Poisson’s Ratio (ʋ) 0.33
 Tensile Yield Strength 280 MPa
Shear Yield Stress (K) 201.5 N/mm2
Maximum Allowable Stress 300 N/mm2

Table: 2

 

Methodology Adopted:This analysis was carried out by using Static Structural module in ANSYS Workbench. As the wing geometry is the assembly of different parts, all the parts are “Bonded” to each other.

Meshed Model:

meshed details

After setting up the boundary conditions the problem was solved to find out the equivalent stress and maximum deformation of the wing in Z- Direction without any shear.

Results:

Directional Deformation:


directional deformation details

Equivalent Stress:

 

von mises details

 

Conclusion:

After analyzing the above results for deformation and Von-Mises Stress of the wing, it is observed that the wing can maximum deform till 319 mm which is in the safer zone and the maximum Von-Mises Stress is reached up to 162.04 MPa which is well below than the tensile yield strength of the prescribed material i.e. 280 MPa.

 

Modal Analysis:

Modal analysis is the study of the dynamic properties of structures under vibrational excitation. In aircraft due to the lift load and the load due to mounting engine on the wing leads to vibration. The modal analysis uses the overall mass and stiffness property of the structure to find the various periods at which it will naturally resonate.
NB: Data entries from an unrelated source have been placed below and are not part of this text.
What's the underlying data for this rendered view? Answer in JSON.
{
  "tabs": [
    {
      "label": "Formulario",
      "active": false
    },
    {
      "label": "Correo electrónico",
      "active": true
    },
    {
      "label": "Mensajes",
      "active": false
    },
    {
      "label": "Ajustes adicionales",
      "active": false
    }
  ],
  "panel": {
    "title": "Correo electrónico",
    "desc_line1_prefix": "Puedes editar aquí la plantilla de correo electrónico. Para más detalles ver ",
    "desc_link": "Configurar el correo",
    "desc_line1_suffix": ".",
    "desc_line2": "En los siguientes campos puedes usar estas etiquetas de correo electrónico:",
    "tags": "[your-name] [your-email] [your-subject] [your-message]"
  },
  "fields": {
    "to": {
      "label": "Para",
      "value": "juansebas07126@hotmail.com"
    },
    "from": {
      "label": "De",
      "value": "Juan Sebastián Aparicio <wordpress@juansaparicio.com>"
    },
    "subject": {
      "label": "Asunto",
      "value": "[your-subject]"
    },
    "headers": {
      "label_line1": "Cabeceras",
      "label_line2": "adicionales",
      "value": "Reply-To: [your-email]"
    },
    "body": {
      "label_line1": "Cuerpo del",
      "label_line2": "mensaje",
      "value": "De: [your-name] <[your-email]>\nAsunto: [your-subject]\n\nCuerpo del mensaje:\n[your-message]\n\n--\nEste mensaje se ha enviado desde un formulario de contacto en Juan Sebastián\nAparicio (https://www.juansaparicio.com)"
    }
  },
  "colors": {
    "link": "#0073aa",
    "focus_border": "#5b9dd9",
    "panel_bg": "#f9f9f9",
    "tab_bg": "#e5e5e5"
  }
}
Computation of natural frequencies and natural mode shapes of a structure could be of great significance. They tell us at what frequencies the structure can be excited into resonant motion. In many cases, this information is sufficient for modifying the structural design in order to reduce noise and vibration. In addition, a dynamic interaction between a component and its supporting structure is very important because the component could cause structural damage or failure if its operating frequency is close to one of the natural frequencies of the structure.

So we proceed further and analyze the wing structure for different frequency modes. The mesh parameters and the boundary conditions for the problem would be same as of above. The analysis was performed to find the total deformation under 5 modes.

Total Deformation Mode 1:

 

mode 1 details

 

Total Deformation Mode 2:

 

mode 2 details

 

   

Total Deformation Mode 3:

 

mode 3 details

   

Total Deformation Mode 4:

 

mode 4 details

Total Deformation Mode 5:

 

mode 5 details

     

Natural Mode shapes and Frequencies:

 

S.No. Mode Shape Frequencies (Hz.)
1. 1 1.8002
2. 2 7.9148
3. 3 11.165
4. 4 18.249
5. 5 24.117

                                                                       Table: 3

Conclusion:

The natural frequencies and the natural mode shapes of five modes are obtained by the Computational Modal Analysis and they are presented in Table 3. All the natural mode shapes are shown from fig.5 to fig.9.

These results will be used in dynamic interaction between the wing and its supporting structures.

Final Deduction:

Static Structural and Modal analysis for the aircraft wing was carried out successfully, and it is observed that the wing structure is safe under the above loading conditions. Hence the design of the wing structure is validated.

Thus, the Design of the aircraft wing and its structural validation is done successfully.